An unprecedented Proposition 114 allowed voters to decide whether Colorado should reintroduce grey wolves into the state. Voters seem to be having a difficult time with this one — they are split 50.4% for and 49.6% against — but the proposition has narrowly passed, requiring “paws on the ground” by 2023.
Conservationists advocate for the environmental benefits of reintroducing the native species in the ecosystem, but ranchers are opposed because their cattle are sometimes the prey of wolves.
The hotly contested Proposition 115 that would have banned abortion at 22 weeks and penalized any doctors who performed abortions thereafter failed, with 59% of voters voting against it. In El Paso county specifically, 52.6% of people voted in favor of the proposition.

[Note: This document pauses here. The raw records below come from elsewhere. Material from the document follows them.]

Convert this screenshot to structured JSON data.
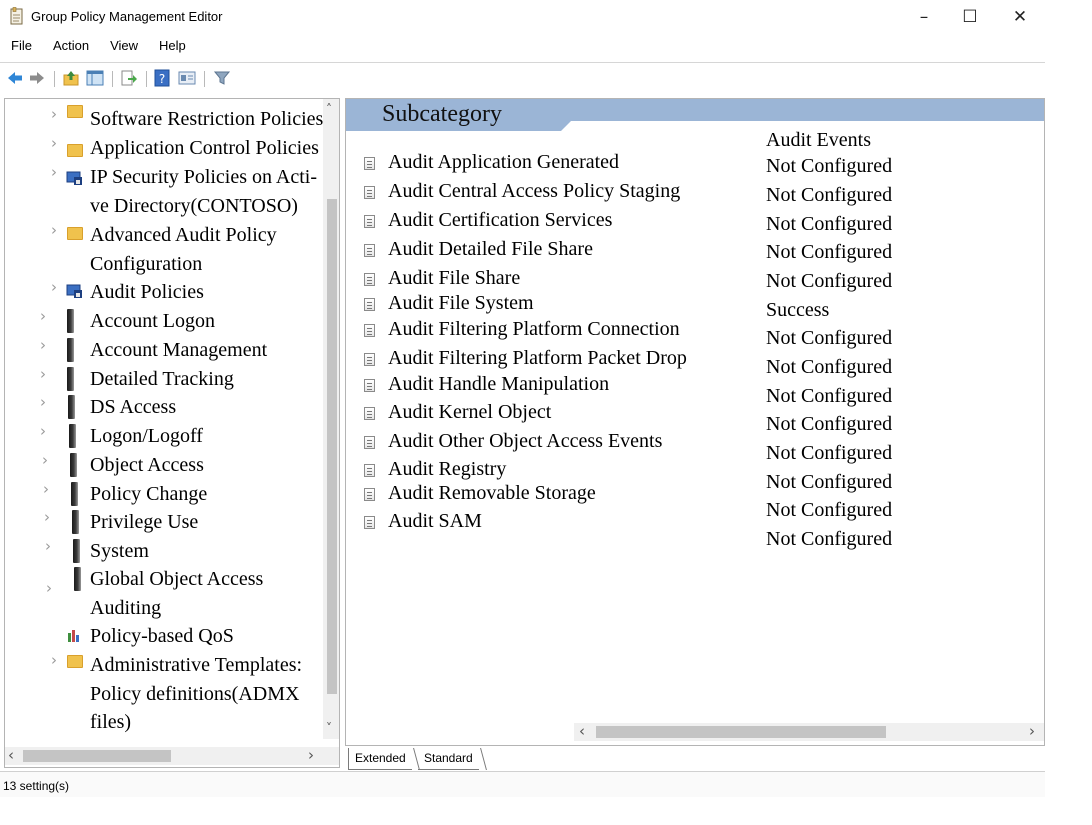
{
  "window": {
    "title": "Group Policy Management Editor",
    "controls": {
      "minimize": "–",
      "maximize": "☐",
      "close": "✕"
    }
  },
  "menu": [
    "File",
    "Action",
    "View",
    "Help"
  ],
  "toolbar": [
    "back-icon",
    "forward-icon",
    "up-folder-icon",
    "show-hide-tree-icon",
    "export-list-icon",
    "help-icon",
    "properties-icon",
    "filter-icon"
  ],
  "tree": {
    "items": [
      {
        "label": "Software Restriction Policies",
        "icon": "folder-icon"
      },
      {
        "label": "Application Control Policies",
        "icon": "folder-icon"
      },
      {
        "label": "IP Security Policies on Acti-",
        "label2": "ve Directory(CONTOSO)",
        "icon": "ip-security-icon"
      },
      {
        "label": "Advanced Audit Policy",
        "label2": "Configuration",
        "icon": "folder-icon"
      },
      {
        "label": "Audit Policies",
        "icon": "audit-policies-icon"
      },
      {
        "label": "Account Logon",
        "icon": "book-icon"
      },
      {
        "label": "Account Management",
        "icon": "book-icon"
      },
      {
        "label": "Detailed Tracking",
        "icon": "book-icon"
      },
      {
        "label": "DS Access",
        "icon": "book-icon"
      },
      {
        "label": "Logon/Logoff",
        "icon": "book-icon"
      },
      {
        "label": "Object Access",
        "icon": "book-icon"
      },
      {
        "label": "Policy Change",
        "icon": "book-icon"
      },
      {
        "label": "Privilege Use",
        "icon": "book-icon"
      },
      {
        "label": "System",
        "icon": "book-icon"
      },
      {
        "label": "Global Object Access",
        "label2": "Auditing",
        "icon": "book-icon"
      },
      {
        "label": "Policy-based QoS",
        "icon": "qos-chart-icon"
      },
      {
        "label": "Administrative Templates:",
        "label2": "Policy definitions(ADMX",
        "label3": "files)",
        "icon": "folder-icon"
      }
    ]
  },
  "list": {
    "header_subcategory": "Subcategory",
    "header_audit_events": "Audit Events",
    "rows": [
      {
        "subcategory": "Audit Application Generated"
      },
      {
        "subcategory": "Audit Central Access Policy Staging"
      },
      {
        "subcategory": "Audit Certification Services"
      },
      {
        "subcategory": "Audit Detailed File Share"
      },
      {
        "subcategory": "Audit File Share"
      },
      {
        "subcategory": "Audit File System"
      },
      {
        "subcategory": "Audit Filtering Platform Connection"
      },
      {
        "subcategory": "Audit Filtering Platform Packet Drop"
      },
      {
        "subcategory": "Audit Handle Manipulation"
      },
      {
        "subcategory": "Audit Kernel Object"
      },
      {
        "subcategory": "Audit Other Object Access Events"
      },
      {
        "subcategory": "Audit Registry"
      },
      {
        "subcategory": "Audit Removable Storage"
      },
      {
        "subcategory": "Audit SAM"
      }
    ],
    "audit_values": [
      "Not Configured",
      "Not Configured",
      "Not Configured",
      "Not Configured",
      "Not Configured",
      "Success",
      "Not Configured",
      "Not Configured",
      "Not Configured",
      "Not Configured",
      "Not Configured",
      "Not Configured",
      "Not Configured",
      "Not Configured"
    ]
  },
  "tabs": [
    "Extended",
    "Standard"
  ],
  "status": "13 setting(s)",
  "colors": {
    "header_blue": "#9bb5d6",
    "folder": "#f0c24d"
  }
}
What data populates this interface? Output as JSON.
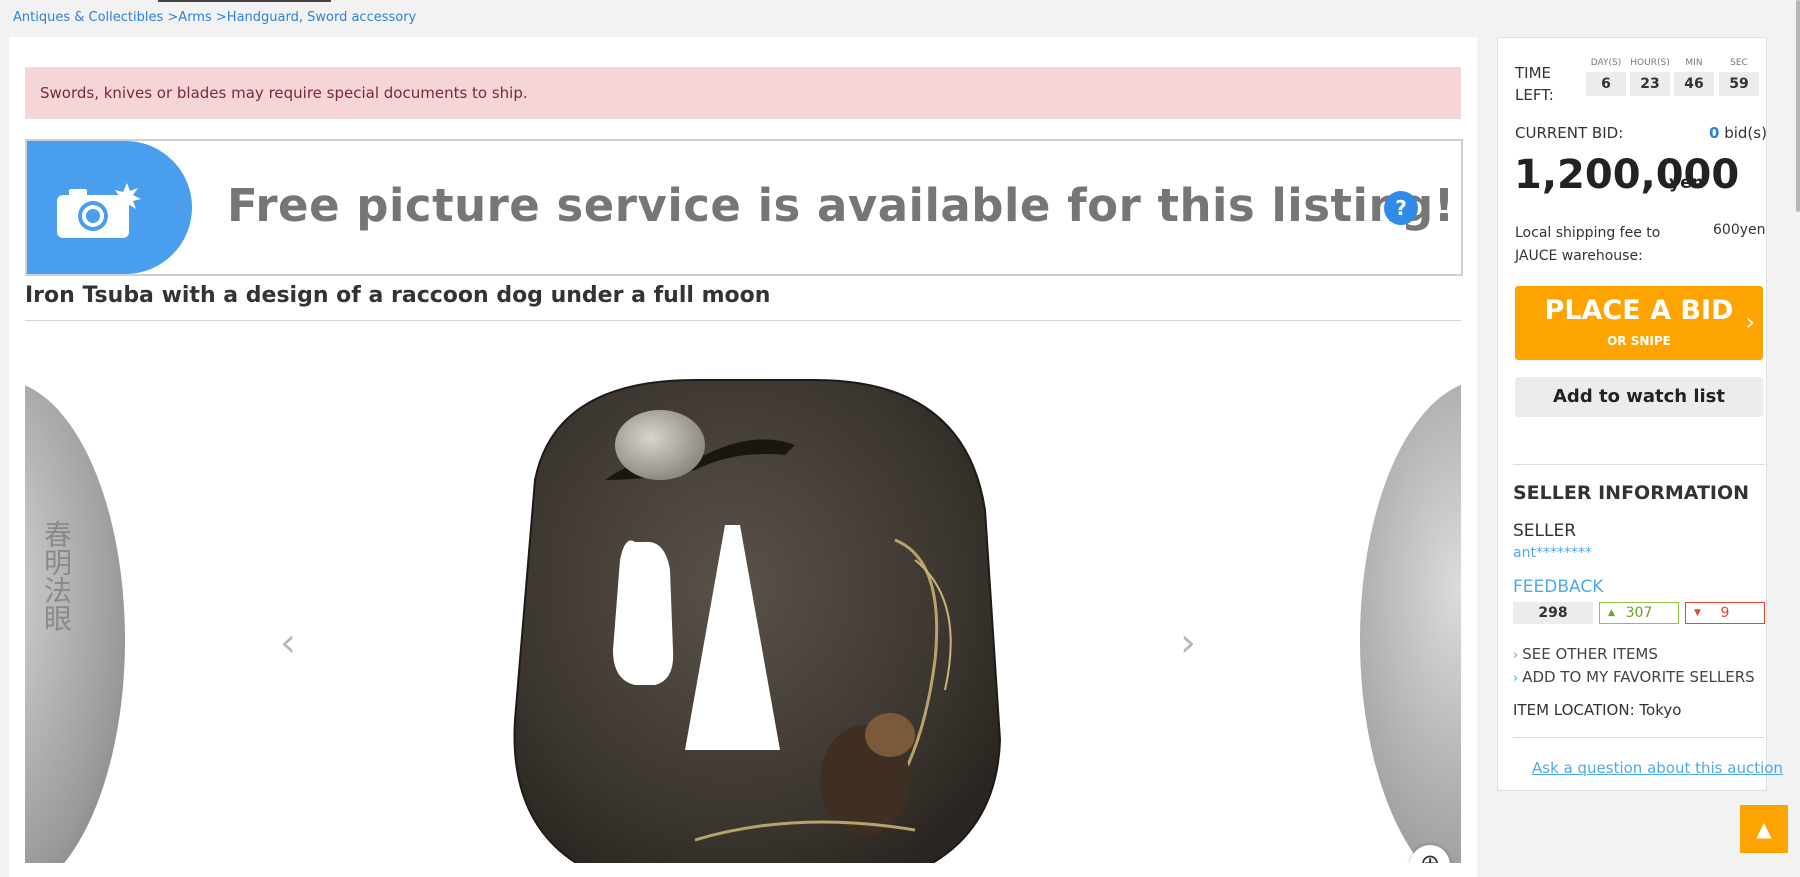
{
  "breadcrumb": {
    "items": [
      "Antiques & Collectibles",
      "Arms",
      "Handguard, Sword accessory"
    ],
    "separator": ">"
  },
  "alert": {
    "text": "Swords, knives or blades may require special documents to ship."
  },
  "banner": {
    "text": "Free picture service is available for this listing!",
    "help_symbol": "?"
  },
  "item": {
    "title": "Iron Tsuba with a design of a raccoon dog under a full moon"
  },
  "gallery": {
    "prev_symbol": "‹",
    "next_symbol": "›",
    "zoom_symbol": "⊕",
    "left_engraving": "春明法眼"
  },
  "timer": {
    "label": "TIME LEFT:",
    "cols": [
      {
        "label": "DAY(S)",
        "value": "6"
      },
      {
        "label": "HOUR(S)",
        "value": "23"
      },
      {
        "label": "MIN",
        "value": "46"
      },
      {
        "label": "SEC",
        "value": "59"
      }
    ]
  },
  "bid": {
    "current_label": "CURRENT BID:",
    "count": "0",
    "count_suffix": "bid(s)",
    "price": "1,200,000",
    "unit": "yen"
  },
  "shipping": {
    "label": "Local shipping fee to JAUCE warehouse:",
    "value": "600yen"
  },
  "buttons": {
    "place_bid": "PLACE A BID",
    "place_bid_sub": "OR SNIPE",
    "chevron": "›",
    "watch": "Add to watch list",
    "scroll_top": "▲"
  },
  "seller": {
    "heading": "SELLER INFORMATION",
    "label": "SELLER",
    "name": "ant********",
    "feedback_label": "FEEDBACK",
    "feedback_total": "298",
    "feedback_positive": "307",
    "feedback_negative": "9",
    "see_other": "SEE OTHER ITEMS",
    "add_favorite": "ADD TO MY FAVORITE SELLERS",
    "location": "ITEM LOCATION: Tokyo",
    "ask": "Ask a question about this auction"
  },
  "colors": {
    "accent": "#fea400",
    "link": "#2e82d8",
    "alert_bg": "#f6d5d8",
    "positive": "#8dc63f",
    "negative": "#e8452c"
  },
  "icons": [
    "camera-icon",
    "help-icon",
    "chevron-left-icon",
    "chevron-right-icon",
    "zoom-in-icon",
    "arrow-up-icon"
  ]
}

Colorado also passed Proposition 116 by 58%. This measure will reduce the state income tax from a rate of 4.63% to 4.55%.
Proposition 117, which would adjust the budget of the Taxpayer’s Bill of Rights (TABOR), has not been called yet, but it is currently leading with 53% of voters in favor of the measure. If passed, the government could create a new “enterprise” to collect over $100 million in its first five years that would be exempt from TABOR, which limits the amount of revenue the state can spend each year. Creation of this enterprise would require additional voter approval.
Proposition 118 passed with 57% of the vote, guaranteeing 12 weeks of paid family or medical leave for Coloradans. It will be paid for in part with a 0.9% tax increase on worker’s wages beginning in 2023. In El Paso county specifically, 50.6% of voters approved this measure.
El Paso County ballot measures: TABOR under scrutiny even in conservative areas.
Issue 2A, the TABOR revenue retention amendment, passed by 58.8%. This measure will allow the county to retain and spend $14.5 million in excess 2016 revenue. A no vote would have returned the money to the taxpayers.
Issue 2B would require voter approval for any sales or distribution of parkland within the county. The results have not been called yet, but so far it is leading with 59.3% of the vote.
Issue 2C would require a supermajority of seven City Council members to approve sales or distribution of parkland. This measure also hasn’t been called yet, but has less of a lead than 2B with 51.6% of the vote. If both 2C and 2B pass, whichever passes with a higher margin (currently 2B, which gives control of sales and distribution of parkland to voters) will go into effect. Issue 4A allows School District 11 to remove the state TABOR cap and revenue limit. Voters approved the measure by 74.1%, meaning that as long as the school district acquires funding legally, they don’t have to limit how much they spend in a given year.